Here’s what you need to know this tax season, which opens January 31st:
If your income is above $200,000 (or $250,000 as a married couple filing jointly)…
* All or part of your net investment income may be subject to an additional 3.8% Medicare tax.
* If your income is a combination of salary and self-employment income, you will be responsible for an additional 0.9% Medicare tax (on top of the original 2.9%).
If your income is above $250,000 (or $300,000 as a married couple filing jointly or $275,000 for head of household)…
* Some personal and dependent exemptions might be cut down or eliminated.
* You may lose a portion (up to 3% of your AGI) of your write-offs for various deductions, such as home-mortgage interest, property taxes, charitable donations, and investment expenses.
If your income is above $400,000 (or $450,000 as a married couple filing jointly or $425,000 as head of household)….
* Your federal income tax rate will climb from 35% to 39.6%.
* Your income tax rates on long-term capital gains and dividends will rise from 15% to 20%.
If your individual taxable income is below $36,250 (or below $72,500 as a married couple filing jointly or below $48,600 as head of household)…
* You will pay 0% on long-term gains and dividends.
If you plan on claiming itemized deductions for personal or dependent medical expenses…
* Your expenses must have exceeded 10% of your income (previously this threshold was 7.5%). However, if you are 65 or older, this higher rate won’t take effect until the 2017 tax year.
If you are a married same-sex couple….
* You must file your federal return either as a married couple or as married-filing-separately.

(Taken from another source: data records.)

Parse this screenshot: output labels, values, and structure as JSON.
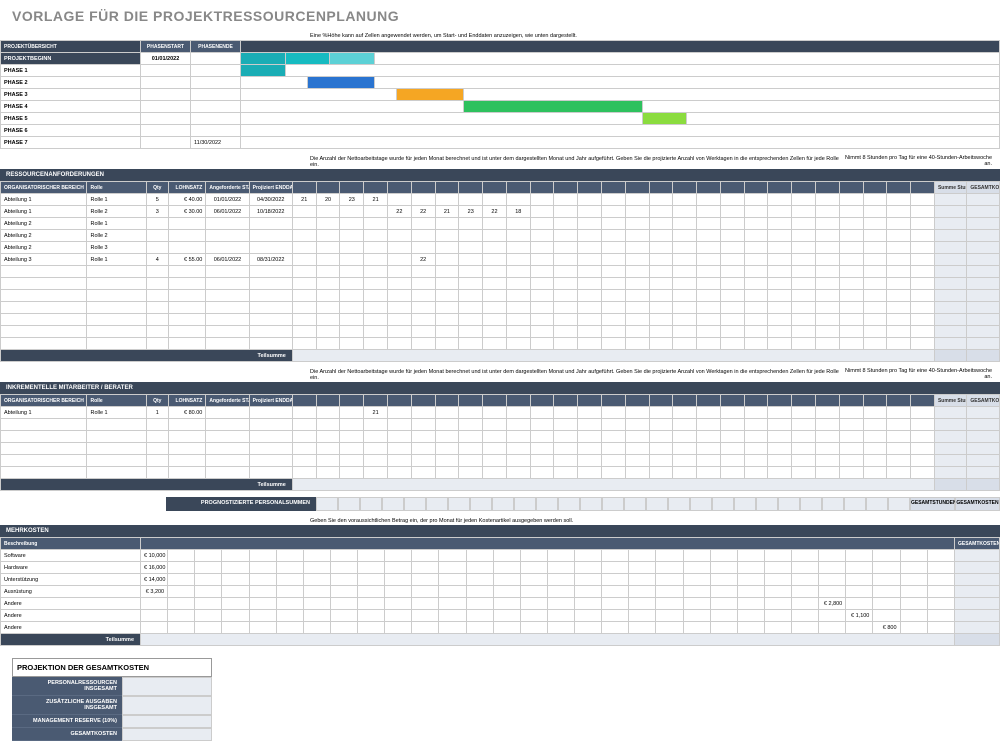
{
  "title": "VORLAGE FÜR DIE PROJEKTRESSOURCENPLANUNG",
  "notes": {
    "gantt": "Eine %Höhe kann auf Zellen angewendet werden, um Start- und Enddaten anzuzeigen, wie unten dargestellt.",
    "req1": "Die Anzahl der Nettoarbeitstage wurde für jeden Monat berechnet und ist unter dem dargestellten Monat und Jahr aufgeführt. Geben Sie die projizierte Anzahl von Werktagen in die entsprechenden Zellen für jede Rolle ein.",
    "req2": "Nimmt 8 Stunden pro Tag für eine 40-Stunden-Arbeitswoche an.",
    "cost": "Geben Sie den voraussichtlichen Betrag ein, der pro Monat für jeden Kostenartikel ausgegeben werden soll."
  },
  "overview": {
    "header": "PROJEKTÜBERSICHT",
    "col_start": "PHASENSTART",
    "col_end": "PHASENENDE",
    "begin_label": "PROJEKTBEGINN",
    "begin_date": "01/01/2022",
    "phases": [
      "PHASE 1",
      "PHASE 2",
      "PHASE 3",
      "PHASE 4",
      "PHASE 5",
      "PHASE 6",
      "PHASE 7"
    ],
    "end_date": "11/30/2022"
  },
  "req": {
    "header": "RESSOURCENANFORDERUNGEN",
    "cols": {
      "area": "ORGANISATORISCHER BEREICH",
      "role": "Rolle",
      "qty": "Qty",
      "rate": "LOHNSATZ",
      "start": "Angeforderte STARTDATUM",
      "end": "Projiziert ENDDATUM",
      "sumh": "Summe Stunden",
      "cost": "GESAMTKOSTEN Zugeordnet"
    },
    "rows": [
      {
        "area": "Abteilung 1",
        "role": "Rolle 1",
        "qty": "5",
        "rate": "€   40.00",
        "start": "01/01/2022",
        "end": "04/30/2022",
        "t": [
          "21",
          "20",
          "23",
          "21",
          "",
          "",
          "",
          "",
          "",
          "",
          "",
          "",
          "",
          "",
          "",
          "",
          "",
          "",
          "",
          "",
          "",
          "",
          "",
          "",
          "",
          "",
          ""
        ]
      },
      {
        "area": "Abteilung 1",
        "role": "Rolle 2",
        "qty": "3",
        "rate": "€   30.00",
        "start": "06/01/2022",
        "end": "10/18/2022",
        "t": [
          "",
          "",
          "",
          "",
          "22",
          "22",
          "21",
          "23",
          "22",
          "18",
          "",
          "",
          "",
          "",
          "",
          "",
          "",
          "",
          "",
          "",
          "",
          "",
          "",
          "",
          "",
          "",
          ""
        ]
      },
      {
        "area": "Abteilung 2",
        "role": "Rolle 1",
        "qty": "",
        "rate": "",
        "start": "",
        "end": "",
        "t": [
          "",
          "",
          "",
          "",
          "",
          "",
          "",
          "",
          "",
          "",
          "",
          "",
          "",
          "",
          "",
          "",
          "",
          "",
          "",
          "",
          "",
          "",
          "",
          "",
          "",
          "",
          ""
        ]
      },
      {
        "area": "Abteilung 2",
        "role": "Rolle 2",
        "qty": "",
        "rate": "",
        "start": "",
        "end": "",
        "t": [
          "",
          "",
          "",
          "",
          "",
          "",
          "",
          "",
          "",
          "",
          "",
          "",
          "",
          "",
          "",
          "",
          "",
          "",
          "",
          "",
          "",
          "",
          "",
          "",
          "",
          "",
          ""
        ]
      },
      {
        "area": "Abteilung 2",
        "role": "Rolle 3",
        "qty": "",
        "rate": "",
        "start": "",
        "end": "",
        "t": [
          "",
          "",
          "",
          "",
          "",
          "",
          "",
          "",
          "",
          "",
          "",
          "",
          "",
          "",
          "",
          "",
          "",
          "",
          "",
          "",
          "",
          "",
          "",
          "",
          "",
          "",
          ""
        ]
      },
      {
        "area": "Abteilung 3",
        "role": "Rolle 1",
        "qty": "4",
        "rate": "€   55.00",
        "start": "06/01/2022",
        "end": "08/31/2022",
        "t": [
          "",
          "",
          "",
          "",
          "",
          "22",
          "",
          "",
          "",
          "",
          "",
          "",
          "",
          "",
          "",
          "",
          "",
          "",
          "",
          "",
          "",
          "",
          "",
          "",
          "",
          "",
          ""
        ]
      }
    ],
    "subtotal": "Teilsumme"
  },
  "inc": {
    "header": "INKREMENTELLE MITARBEITER / BERATER",
    "rows": [
      {
        "area": "Abteilung 1",
        "role": "Rolle 1",
        "qty": "1",
        "rate": "€   80.00",
        "start": "",
        "end": "",
        "t": [
          "",
          "",
          "",
          "21",
          "",
          "",
          "",
          "",
          "",
          "",
          "",
          "",
          "",
          "",
          "",
          "",
          "",
          "",
          "",
          "",
          "",
          "",
          "",
          "",
          "",
          "",
          ""
        ]
      }
    ],
    "subtotal": "Teilsumme"
  },
  "forecast": {
    "label": "PROGNOSTIZIERTE PERSONALSUMMEN",
    "tot1": "GESAMTSTUNDEN",
    "tot2": "GESAMTKOSTEN"
  },
  "costs": {
    "header": "MEHRKOSTEN",
    "col_desc": "Beschreibung",
    "col_tot": "GESAMTKOSTEN",
    "rows": [
      {
        "desc": "Software",
        "amt": "€   10,000",
        "t": [
          "",
          "",
          "",
          "",
          "",
          "",
          "",
          "",
          "",
          "",
          "",
          "",
          "",
          "",
          "",
          "",
          "",
          "",
          "",
          "",
          "",
          "",
          "",
          "",
          "",
          "",
          "",
          "",
          ""
        ]
      },
      {
        "desc": "Hardware",
        "amt": "€   16,000",
        "t": [
          "",
          "",
          "",
          "",
          "",
          "",
          "",
          "",
          "",
          "",
          "",
          "",
          "",
          "",
          "",
          "",
          "",
          "",
          "",
          "",
          "",
          "",
          "",
          "",
          "",
          "",
          "",
          "",
          ""
        ]
      },
      {
        "desc": "Unterstützung",
        "amt": "€   14,000",
        "t": [
          "",
          "",
          "",
          "",
          "",
          "",
          "",
          "",
          "",
          "",
          "",
          "",
          "",
          "",
          "",
          "",
          "",
          "",
          "",
          "",
          "",
          "",
          "",
          "",
          "",
          "",
          "",
          "",
          ""
        ]
      },
      {
        "desc": "Ausrüstung",
        "amt": "€    3,200",
        "t": [
          "",
          "",
          "",
          "",
          "",
          "",
          "",
          "",
          "",
          "",
          "",
          "",
          "",
          "",
          "",
          "",
          "",
          "",
          "",
          "",
          "",
          "",
          "",
          "",
          "",
          "",
          "",
          "",
          ""
        ]
      },
      {
        "desc": "Andere",
        "amt": "",
        "t": [
          "",
          "",
          "",
          "",
          "",
          "",
          "",
          "",
          "",
          "",
          "",
          "",
          "",
          "",
          "",
          "",
          "",
          "",
          "",
          "",
          "",
          "",
          "",
          "",
          "€  2,800",
          "",
          "",
          "",
          ""
        ]
      },
      {
        "desc": "Andere",
        "amt": "",
        "t": [
          "",
          "",
          "",
          "",
          "",
          "",
          "",
          "",
          "",
          "",
          "",
          "",
          "",
          "",
          "",
          "",
          "",
          "",
          "",
          "",
          "",
          "",
          "",
          "",
          "",
          "€  1,100",
          "",
          "",
          ""
        ]
      },
      {
        "desc": "Andere",
        "amt": "",
        "t": [
          "",
          "",
          "",
          "",
          "",
          "",
          "",
          "",
          "",
          "",
          "",
          "",
          "",
          "",
          "",
          "",
          "",
          "",
          "",
          "",
          "",
          "",
          "",
          "",
          "",
          "",
          "€   800",
          "",
          ""
        ]
      }
    ],
    "subtotal": "Teilsumme"
  },
  "proj": {
    "title": "PROJEKTION DER GESAMTKOSTEN",
    "r1": "PERSONALRESSOURCEN INSGESAMT",
    "r2": "ZUSÄTZLICHE AUSGABEN INSGESAMT",
    "r3": "MANAGEMENT RESERVE (10%)",
    "r4": "GESAMTKOSTEN"
  }
}
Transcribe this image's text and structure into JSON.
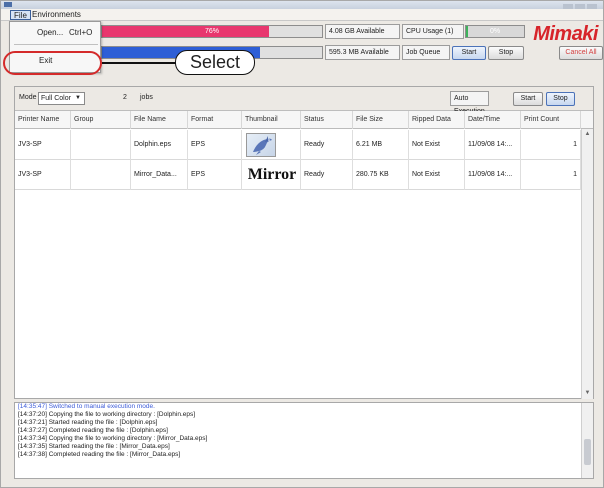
{
  "menubar": {
    "file": "File",
    "environments": "Environments"
  },
  "file_menu": {
    "open_label": "Open...",
    "open_shortcut": "Ctrl+O",
    "exit_label": "Exit"
  },
  "callout": {
    "text": "Select"
  },
  "status": {
    "memory_percent_text": "76%",
    "memory_fraction": 0.76,
    "disk_fraction": 0.72,
    "disk_available": "4.08 GB Available",
    "cpu_label": "CPU Usage (1)",
    "cpu_percent_text": "0%",
    "memory_available": "595.3 MB Available",
    "job_queue_label": "Job Queue",
    "start": "Start",
    "stop": "Stop",
    "cancel_all": "Cancel All"
  },
  "brand": {
    "logo_text": "Mimaki"
  },
  "jobs_panel": {
    "mode_label": "Mode",
    "mode_value": "Full Color",
    "job_count": "2",
    "jobs_label": "jobs",
    "auto_execution": "Auto Execution",
    "start": "Start",
    "stop": "Stop"
  },
  "table": {
    "columns": [
      "Printer Name",
      "Group",
      "File Name",
      "Format",
      "Thumbnail",
      "Status",
      "File Size",
      "Ripped Data",
      "Date/Time",
      "Print Count"
    ],
    "rows": [
      {
        "printer": "JV3-SP",
        "group": "",
        "file_name": "Dolphin.eps",
        "format": "EPS",
        "thumbnail": "dolphin-thumbnail",
        "status": "Ready",
        "file_size": "6.21 MB",
        "ripped": "Not Exist",
        "datetime": "11/09/08 14:...",
        "count": "1"
      },
      {
        "printer": "JV3-SP",
        "group": "",
        "file_name": "Mirror_Data...",
        "format": "EPS",
        "thumbnail": "Mirror",
        "status": "Ready",
        "file_size": "280.75 KB",
        "ripped": "Not Exist",
        "datetime": "11/09/08 14:...",
        "count": "1"
      }
    ]
  },
  "log": [
    "[14:35:47] Switched to manual execution mode.",
    "[14:37:20] Copying the file to working directory : [Dolphin.eps]",
    "[14:37:21] Started reading the file : [Dolphin.eps]",
    "[14:37:27] Completed reading the file : [Dolphin.eps]",
    "[14:37:34] Copying the file to working directory : [Mirror_Data.eps]",
    "[14:37:35] Started reading the file : [Mirror_Data.eps]",
    "[14:37:38] Completed reading the file : [Mirror_Data.eps]"
  ],
  "colors": {
    "memory_bar": "#e8376e",
    "disk_bar": "#2e5fd6",
    "cpu_bar": "#3db35b",
    "brand_red": "#d7242a",
    "highlight_oval": "#d42a2a",
    "log_first_line": "#3c5bd8"
  }
}
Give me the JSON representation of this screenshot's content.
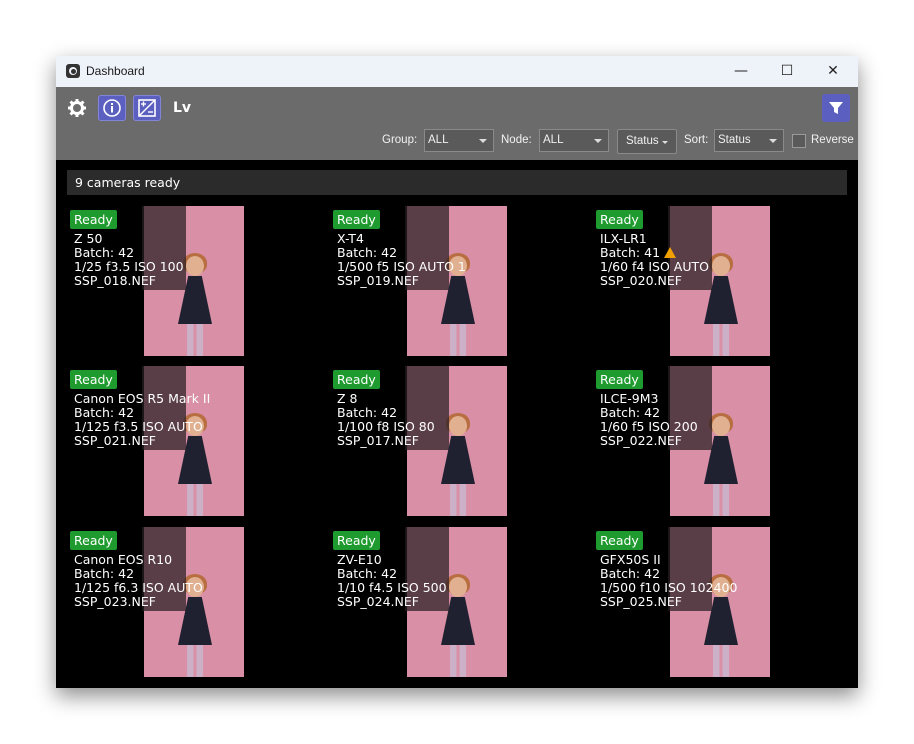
{
  "window": {
    "title": "Dashboard",
    "controls": [
      "—",
      "☐",
      "✕"
    ]
  },
  "toolbar": {
    "icons": [
      "gear-icon",
      "info-icon",
      "exposure-icon",
      "lv-icon"
    ],
    "lv_label": "Lv",
    "group_label": "Group:",
    "group_value": "ALL",
    "node_label": "Node:",
    "node_value": "ALL",
    "status_button_label": "Status",
    "sort_label": "Sort:",
    "sort_value": "Status",
    "reverse_label": "Reverse",
    "reverse_checked": false
  },
  "status_summary": "9 cameras ready",
  "colors": {
    "accent": "#5b5fbf",
    "ready_badge": "#1e9a2e",
    "warning": "#f0a000",
    "backdrop": "#d98fa5"
  },
  "cameras": [
    {
      "status": "Ready",
      "model": "Z 50",
      "batch": "Batch: 42",
      "exposure": "1/25 f3.5 ISO 100",
      "file": "SSP_018.NEF"
    },
    {
      "status": "Ready",
      "model": "X-T4",
      "batch": "Batch: 42",
      "exposure": "1/500 f5 ISO AUTO 1",
      "file": "SSP_019.NEF"
    },
    {
      "status": "Ready",
      "model": "ILX-LR1",
      "batch": "Batch: 41",
      "exposure": "1/60 f4 ISO AUTO",
      "file": "SSP_020.NEF",
      "warning": true
    },
    {
      "status": "Ready",
      "model": "Canon EOS R5 Mark II",
      "batch": "Batch: 42",
      "exposure": "1/125 f3.5 ISO AUTO",
      "file": "SSP_021.NEF"
    },
    {
      "status": "Ready",
      "model": "Z 8",
      "batch": "Batch: 42",
      "exposure": "1/100 f8 ISO 80",
      "file": "SSP_017.NEF"
    },
    {
      "status": "Ready",
      "model": "ILCE-9M3",
      "batch": "Batch: 42",
      "exposure": "1/60 f5 ISO 200",
      "file": "SSP_022.NEF"
    },
    {
      "status": "Ready",
      "model": "Canon EOS R10",
      "batch": "Batch: 42",
      "exposure": "1/125 f6.3 ISO AUTO",
      "file": "SSP_023.NEF"
    },
    {
      "status": "Ready",
      "model": "ZV-E10",
      "batch": "Batch: 42",
      "exposure": "1/10 f4.5 ISO 500",
      "file": "SSP_024.NEF"
    },
    {
      "status": "Ready",
      "model": "GFX50S II",
      "batch": "Batch: 42",
      "exposure": "1/500 f10 ISO 102400",
      "file": "SSP_025.NEF"
    }
  ]
}
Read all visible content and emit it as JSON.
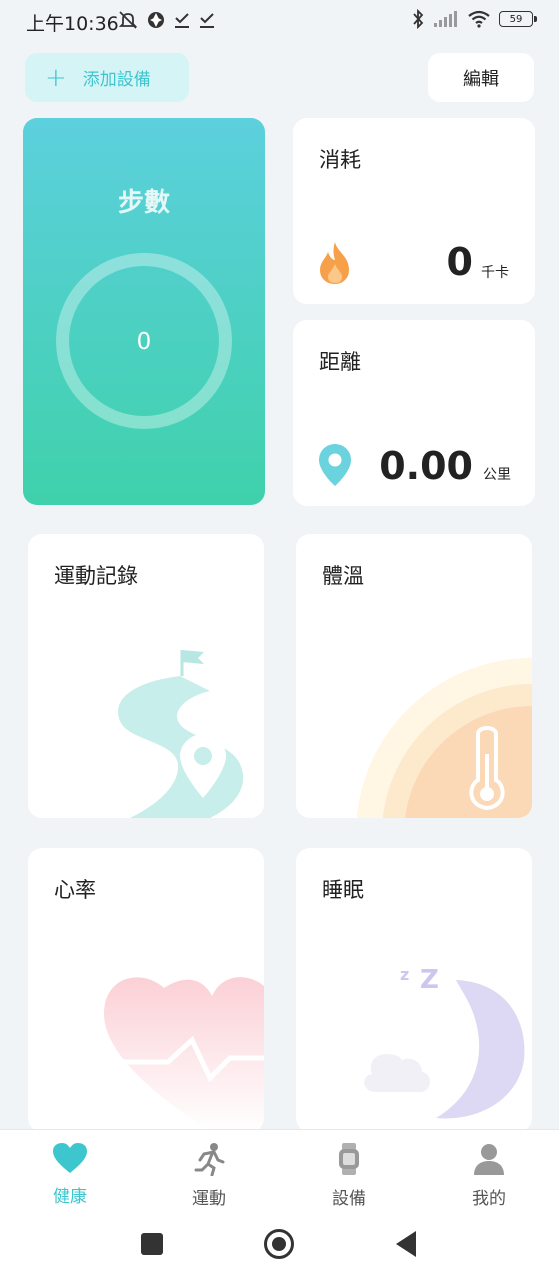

Check the IRS website for a complete rundown of all tax rules this year. And happy filing!